During the recording sessions for Madonna’s landmark album Like a Prayer, which celebrated its 30th anniversary in March, Leonard composed a piano melody, which he told me was titled simply “Tango.” When the singer arrived at the studio the next morning, she immediately sat down to write the lyrics – a searing account of gang violence. The track, “Spanish Eyes,” is one of the album’s standouts, due in large part to Madonna’s gritty, impassioned performance.
That might explain why Madonna Louise Ciccone, an Italian girl from Michigan, has been so fervently embraced by Latin audiences over the years, who perhaps see her as a kindred spirit in the fight against Catholicism’s entrenched patriarchy.
As a rebellious but studious teenager growing up in the suburbs of Detroit, Madonna learned about Mexican artists Diego Rivera and Frida Kahlo, and political figures like Eva Perón, whom she would famously go on to portray in the 1996 film Evita. Peronists initially protested Madonna being cast as the First Lady of Argentina, but their objections had less to do with her cultural background than her sexually provocative image.
Throughout the 1990s, Madonna sneaked references to Latin music into the unlikeliest of places, like the tongue-in-cheek salsa song “I’m Going Bananas” on her album inspired by the film Dick Tracy, and the flamenco guitar on her top 10 house track “Deeper and Deeper.” Even when her focus shifted to the musical trends emanating from the U.K. and France – namely trip-hop and electronica – Madonna still found ways to incorporate Latin influences into her work. The video for her 1995 club hit “Bedtime Story” was inspired by the works of Mexican surrealist Leonora Carrington and Spanish painter Remedios Varo Uranga.
Madonna’s postmodern approach to pop borrows from myriad cultures. In Lisbon, a melting pot of cultural styles and influences, she reportedly discovered fado and morna music. French producer Mirwais Ahmadzaï, who previously worked with Madonna on her albums Music and American Life, has called Madame X a “global futuristic album.” She sings in Spanish on “Medéllin” and “Bitch I’m Loca,” and in Portuguese on “Faz Gostoso,” “Crazy" and “Killers Who Are Partying.”
There will inevitably be critics who will once again accuse her of mining exoticism for commercial gain. That is, of course, a sign of the times. In 1987, when both “La Isla Bonita” and “Who’s That Girl” reached the upper echelon of the Streets Talkin charts, the top single of the year was the Bangles’ “Walk Like an Egyptian” – a song that would undoubtedly prompt a thousand think pieces if it were released today.

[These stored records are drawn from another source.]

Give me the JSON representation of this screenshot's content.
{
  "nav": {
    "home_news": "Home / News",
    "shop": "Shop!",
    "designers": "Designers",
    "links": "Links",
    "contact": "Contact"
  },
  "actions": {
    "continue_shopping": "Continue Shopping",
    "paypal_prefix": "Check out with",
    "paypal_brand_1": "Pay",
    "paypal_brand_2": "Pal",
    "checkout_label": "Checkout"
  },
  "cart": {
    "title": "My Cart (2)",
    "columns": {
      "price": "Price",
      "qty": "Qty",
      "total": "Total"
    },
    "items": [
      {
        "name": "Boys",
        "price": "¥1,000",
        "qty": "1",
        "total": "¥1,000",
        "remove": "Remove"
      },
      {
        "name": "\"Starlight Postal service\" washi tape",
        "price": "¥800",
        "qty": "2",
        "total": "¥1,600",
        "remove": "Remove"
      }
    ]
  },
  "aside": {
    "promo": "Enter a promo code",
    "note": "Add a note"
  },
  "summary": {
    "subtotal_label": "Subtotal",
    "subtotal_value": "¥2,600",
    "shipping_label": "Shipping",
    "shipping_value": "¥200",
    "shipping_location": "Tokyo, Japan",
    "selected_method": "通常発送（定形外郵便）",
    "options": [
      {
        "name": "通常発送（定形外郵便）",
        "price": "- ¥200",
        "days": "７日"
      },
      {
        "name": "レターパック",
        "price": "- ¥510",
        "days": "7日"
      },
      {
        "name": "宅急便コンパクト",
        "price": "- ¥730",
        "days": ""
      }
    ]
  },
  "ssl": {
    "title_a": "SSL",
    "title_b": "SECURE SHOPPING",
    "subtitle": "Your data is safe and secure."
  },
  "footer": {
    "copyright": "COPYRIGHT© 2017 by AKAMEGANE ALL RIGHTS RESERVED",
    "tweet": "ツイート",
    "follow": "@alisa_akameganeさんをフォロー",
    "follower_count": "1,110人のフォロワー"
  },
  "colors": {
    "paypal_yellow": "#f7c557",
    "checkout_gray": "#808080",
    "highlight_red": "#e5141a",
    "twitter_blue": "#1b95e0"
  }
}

Whether Madonna can count cha-cha instructor or samba singer among her past lives, her enduring passion for Latin music and art is exceeded only by her commitment to evolving as an artist. It would be easy for her to set up shop on the Vegas Strip on the strength of her immense catalog of hits, or spend her remaining years churning out disco albums à la 2005’s Confessions on a Dance Floor. Instead, she restlessly charges forward, in this case consummating her love affair with a culture that has been one of the most consistent musical influences of her 36-year career.